Race Three for the Browning Brothers Trophy for 266 ci side valve boats was combined with the 266 ci Scratch Race because of a lack of entries. Fred Stacey’s skiff, Shiraz took off the Browning section from W. Cooper’s Misschif, while Vern Arnott’s championship holding Arawa showed Bid Thorpe’s Kanga the way home in the scratch section.
The Frog Trophy 300 ci open event saw some fairly hairy performances.
Hoots Mon, making no mistakes after her earlier second place, took the lead and kept It. G. Graham’s Debbie Too and Assassin Too had all stops out, but couldn’t peg back the leader over the six laps. Positions were unchanged at the line with Brian Gibbs of Sydney, coming borne fourth in the twin-rigged tunnel, Pickle Fork.
The four-lap 155 ci Scratch Race attracted eight entries. Ian Harvey, driving Screamin’ Eagle, found that things were not all his own way, with Col Winton’s very quick McGee Falcon-engined Wild-One looking the most dangerous. Winton, keeping the foot to the floor, was hauling the skiff back on the straight bits, but Harvey wasn’t having any trouble blowing him off round the buoys. Billy Guyatt, driving clamp-on tunnel, Discounter, was taking It a bit easy into the head winds and hung on long enough to come out with third place.
Meetings like Yarrawonga appear to be the hope of the sport.
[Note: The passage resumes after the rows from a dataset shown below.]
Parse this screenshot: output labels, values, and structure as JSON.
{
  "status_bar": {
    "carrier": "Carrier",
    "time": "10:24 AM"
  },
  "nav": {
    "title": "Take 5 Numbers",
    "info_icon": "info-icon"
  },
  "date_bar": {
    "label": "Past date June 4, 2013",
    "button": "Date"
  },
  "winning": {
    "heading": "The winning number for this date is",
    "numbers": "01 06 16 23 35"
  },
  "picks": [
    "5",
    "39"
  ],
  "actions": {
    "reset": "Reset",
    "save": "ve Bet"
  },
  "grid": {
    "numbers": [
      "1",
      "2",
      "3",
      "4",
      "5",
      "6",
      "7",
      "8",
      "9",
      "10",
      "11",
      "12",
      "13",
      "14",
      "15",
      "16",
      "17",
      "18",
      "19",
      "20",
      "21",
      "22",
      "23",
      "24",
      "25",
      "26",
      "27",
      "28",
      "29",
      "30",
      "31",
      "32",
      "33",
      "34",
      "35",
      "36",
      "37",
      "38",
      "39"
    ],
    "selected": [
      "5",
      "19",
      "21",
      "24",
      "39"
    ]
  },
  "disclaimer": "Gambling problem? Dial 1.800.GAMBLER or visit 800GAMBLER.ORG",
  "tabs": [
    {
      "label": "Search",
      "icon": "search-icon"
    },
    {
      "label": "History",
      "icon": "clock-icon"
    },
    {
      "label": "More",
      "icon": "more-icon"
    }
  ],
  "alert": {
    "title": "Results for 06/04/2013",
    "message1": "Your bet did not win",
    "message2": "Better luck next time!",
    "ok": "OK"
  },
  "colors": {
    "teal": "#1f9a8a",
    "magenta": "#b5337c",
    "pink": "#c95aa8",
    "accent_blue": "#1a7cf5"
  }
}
Club rivalry is a big thing and makes races, but it can also hold the sport back. What is needed is club co-operation to run big meets with big money and big crowds.
Andrews, G. 1971, 'Stampede
wins 600,' Power
Boat & Yachting, February, p. 14 & 15